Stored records

_ _ _ _ _ _ _

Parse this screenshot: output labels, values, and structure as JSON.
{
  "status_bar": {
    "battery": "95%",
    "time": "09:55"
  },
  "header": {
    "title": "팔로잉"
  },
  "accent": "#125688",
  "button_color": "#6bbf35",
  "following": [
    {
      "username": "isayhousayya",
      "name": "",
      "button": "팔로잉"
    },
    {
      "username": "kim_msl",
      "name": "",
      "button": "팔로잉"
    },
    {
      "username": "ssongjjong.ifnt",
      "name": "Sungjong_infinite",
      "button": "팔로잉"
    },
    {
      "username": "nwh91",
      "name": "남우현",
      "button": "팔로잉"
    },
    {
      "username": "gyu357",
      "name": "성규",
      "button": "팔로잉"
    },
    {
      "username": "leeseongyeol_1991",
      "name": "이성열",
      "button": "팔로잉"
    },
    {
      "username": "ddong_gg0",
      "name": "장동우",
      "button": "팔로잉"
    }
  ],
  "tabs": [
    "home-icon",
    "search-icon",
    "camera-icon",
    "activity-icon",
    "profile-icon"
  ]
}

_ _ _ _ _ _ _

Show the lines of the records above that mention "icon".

    "home-icon",
    "search-icon",
    "camera-icon",
    "activity-icon",
    "profile-icon"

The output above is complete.